WHAT THE EXERCISE ASKS: Below are records to repeat exactly; copy them without the pictures.

RECORDS SHOWN:
------------------------------------------------------------

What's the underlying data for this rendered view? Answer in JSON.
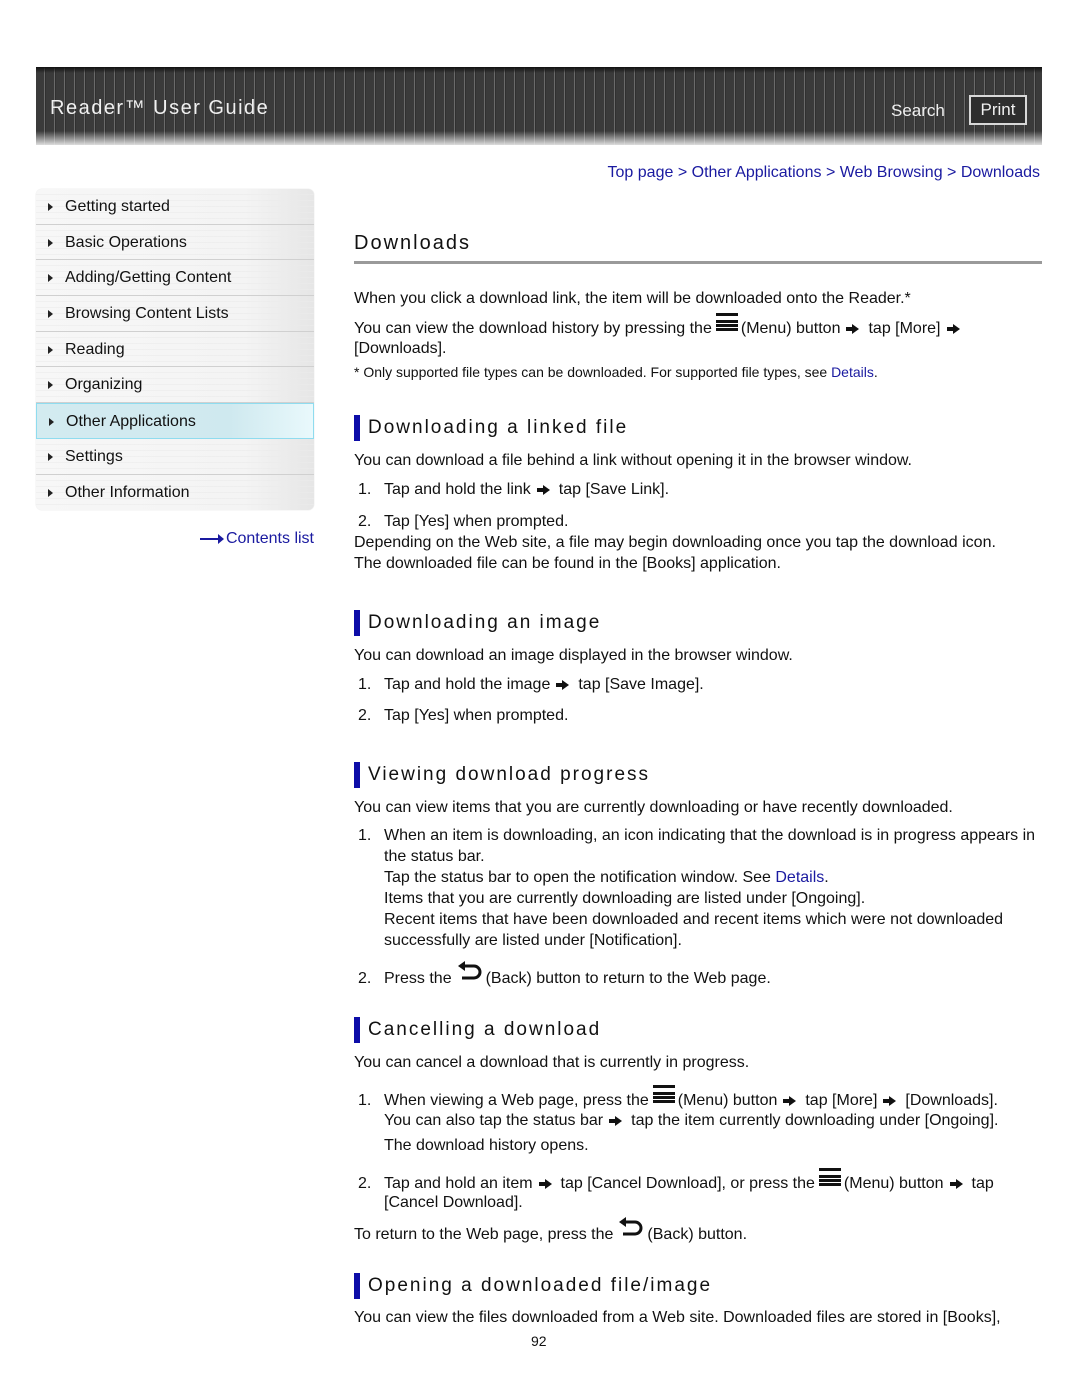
{
  "header": {
    "title": "Reader™ User Guide",
    "search_label": "Search",
    "print_label": "Print"
  },
  "breadcrumb": {
    "items": [
      "Top page",
      "Other Applications",
      "Web Browsing",
      "Downloads"
    ],
    "separator": ">"
  },
  "sidebar": {
    "items": [
      {
        "label": "Getting started",
        "active": false
      },
      {
        "label": "Basic Operations",
        "active": false
      },
      {
        "label": "Adding/Getting Content",
        "active": false
      },
      {
        "label": "Browsing Content Lists",
        "active": false
      },
      {
        "label": "Reading",
        "active": false
      },
      {
        "label": "Organizing",
        "active": false
      },
      {
        "label": "Other Applications",
        "active": true
      },
      {
        "label": "Settings",
        "active": false
      },
      {
        "label": "Other Information",
        "active": false
      }
    ],
    "contents_link": "Contents list"
  },
  "main": {
    "title": "Downloads",
    "intro": {
      "line1": "When you click a download link, the item will be downloaded onto the Reader.*",
      "line2_a": "You can view the download history by pressing the",
      "line2_b": "(Menu) button",
      "line2_c": "tap [More]",
      "line3": "[Downloads].",
      "note_a": "* Only supported file types can be downloaded. For supported file types, see ",
      "note_link": "Details",
      "note_b": "."
    },
    "sections": {
      "linked_file": {
        "heading": "Downloading a linked file",
        "desc": "You can download a file behind a link without opening it in the browser window.",
        "step1_num": "1.",
        "step1_a": "Tap and hold the link",
        "step1_b": "tap [Save Link].",
        "step2_num": "2.",
        "step2": "Tap [Yes] when prompted.",
        "after1": "Depending on the Web site, a file may begin downloading once you tap the download icon.",
        "after2": "The downloaded file can be found in the [Books] application."
      },
      "image": {
        "heading": "Downloading an image",
        "desc": "You can download an image displayed in the browser window.",
        "step1_num": "1.",
        "step1_a": "Tap and hold the image",
        "step1_b": "tap [Save Image].",
        "step2_num": "2.",
        "step2": "Tap [Yes] when prompted."
      },
      "progress": {
        "heading": "Viewing download progress",
        "desc": "You can view items that you are currently downloading or have recently downloaded.",
        "step1_num": "1.",
        "step1_l1": "When an item is downloading, an icon indicating that the download is in progress appears in",
        "step1_l2": "the status bar.",
        "step1_l3_a": "Tap the status bar to open the notification window. See ",
        "step1_l3_link": "Details",
        "step1_l3_b": ".",
        "step1_l4": "Items that you are currently downloading are listed under [Ongoing].",
        "step1_l5": "Recent items that have been downloaded and recent items which were not downloaded",
        "step1_l6": "successfully are listed under [Notification].",
        "step2_num": "2.",
        "step2_a": "Press the",
        "step2_b": "(Back) button to return to the Web page."
      },
      "cancel": {
        "heading": "Cancelling a download",
        "desc": "You can cancel a download that is currently in progress.",
        "step1_num": "1.",
        "step1_a": "When viewing a Web page, press the",
        "step1_b": "(Menu) button",
        "step1_c": "tap [More]",
        "step1_d": "[Downloads].",
        "step1_l2_a": "You can also tap the status bar",
        "step1_l2_b": "tap the item currently downloading under [Ongoing].",
        "step1_l3": "The download history opens.",
        "step2_num": "2.",
        "step2_a": "Tap and hold an item",
        "step2_b": "tap [Cancel Download], or press the",
        "step2_c": "(Menu) button",
        "step2_d": "tap",
        "step2_l2": "[Cancel Download].",
        "after_a": "To return to the Web page, press the",
        "after_b": "(Back) button."
      },
      "opening": {
        "heading": "Opening a downloaded file/image",
        "desc": "You can view the files downloaded from a Web site. Downloaded files are stored in [Books],"
      }
    }
  },
  "footer": {
    "page_number": "92"
  },
  "colors": {
    "link": "#1a1aa0",
    "heading_bar": "#0d0da8",
    "header_bg": "#3a3a3a",
    "active_nav": "#d3ebf0"
  }
}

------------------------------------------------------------

ANSWER FOR THE TASK:
What's the underlying data for this rendered view? Answer in JSON.
{
  "header": {
    "title": "Reader™ User Guide",
    "search_label": "Search",
    "print_label": "Print"
  },
  "breadcrumb": {
    "items": [
      "Top page",
      "Other Applications",
      "Web Browsing",
      "Downloads"
    ],
    "separator": ">"
  },
  "sidebar": {
    "items": [
      {
        "label": "Getting started",
        "active": false
      },
      {
        "label": "Basic Operations",
        "active": false
      },
      {
        "label": "Adding/Getting Content",
        "active": false
      },
      {
        "label": "Browsing Content Lists",
        "active": false
      },
      {
        "label": "Reading",
        "active": false
      },
      {
        "label": "Organizing",
        "active": false
      },
      {
        "label": "Other Applications",
        "active": true
      },
      {
        "label": "Settings",
        "active": false
      },
      {
        "label": "Other Information",
        "active": false
      }
    ],
    "contents_link": "Contents list"
  },
  "main": {
    "title": "Downloads",
    "intro": {
      "line1": "When you click a download link, the item will be downloaded onto the Reader.*",
      "line2_a": "You can view the download history by pressing the",
      "line2_b": "(Menu) button",
      "line2_c": "tap [More]",
      "line3": "[Downloads].",
      "note_a": "* Only supported file types can be downloaded. For supported file types, see ",
      "note_link": "Details",
      "note_b": "."
    },
    "sections": {
      "linked_file": {
        "heading": "Downloading a linked file",
        "desc": "You can download a file behind a link without opening it in the browser window.",
        "step1_num": "1.",
        "step1_a": "Tap and hold the link",
        "step1_b": "tap [Save Link].",
        "step2_num": "2.",
        "step2": "Tap [Yes] when prompted.",
        "after1": "Depending on the Web site, a file may begin downloading once you tap the download icon.",
        "after2": "The downloaded file can be found in the [Books] application."
      },
      "image": {
        "heading": "Downloading an image",
        "desc": "You can download an image displayed in the browser window.",
        "step1_num": "1.",
        "step1_a": "Tap and hold the image",
        "step1_b": "tap [Save Image].",
        "step2_num": "2.",
        "step2": "Tap [Yes] when prompted."
      },
      "progress": {
        "heading": "Viewing download progress",
        "desc": "You can view items that you are currently downloading or have recently downloaded.",
        "step1_num": "1.",
        "step1_l1": "When an item is downloading, an icon indicating that the download is in progress appears in",
        "step1_l2": "the status bar.",
        "step1_l3_a": "Tap the status bar to open the notification window. See ",
        "step1_l3_link": "Details",
        "step1_l3_b": ".",
        "step1_l4": "Items that you are currently downloading are listed under [Ongoing].",
        "step1_l5": "Recent items that have been downloaded and recent items which were not downloaded",
        "step1_l6": "successfully are listed under [Notification].",
        "step2_num": "2.",
        "step2_a": "Press the",
        "step2_b": "(Back) button to return to the Web page."
      },
      "cancel": {
        "heading": "Cancelling a download",
        "desc": "You can cancel a download that is currently in progress.",
        "step1_num": "1.",
        "step1_a": "When viewing a Web page, press the",
        "step1_b": "(Menu) button",
        "step1_c": "tap [More]",
        "step1_d": "[Downloads].",
        "step1_l2_a": "You can also tap the status bar",
        "step1_l2_b": "tap the item currently downloading under [Ongoing].",
        "step1_l3": "The download history opens.",
        "step2_num": "2.",
        "step2_a": "Tap and hold an item",
        "step2_b": "tap [Cancel Download], or press the",
        "step2_c": "(Menu) button",
        "step2_d": "tap",
        "step2_l2": "[Cancel Download].",
        "after_a": "To return to the Web page, press the",
        "after_b": "(Back) button."
      },
      "opening": {
        "heading": "Opening a downloaded file/image",
        "desc": "You can view the files downloaded from a Web site. Downloaded files are stored in [Books],"
      }
    }
  },
  "footer": {
    "page_number": "92"
  },
  "colors": {
    "link": "#1a1aa0",
    "heading_bar": "#0d0da8",
    "header_bg": "#3a3a3a",
    "active_nav": "#d3ebf0"
  }
}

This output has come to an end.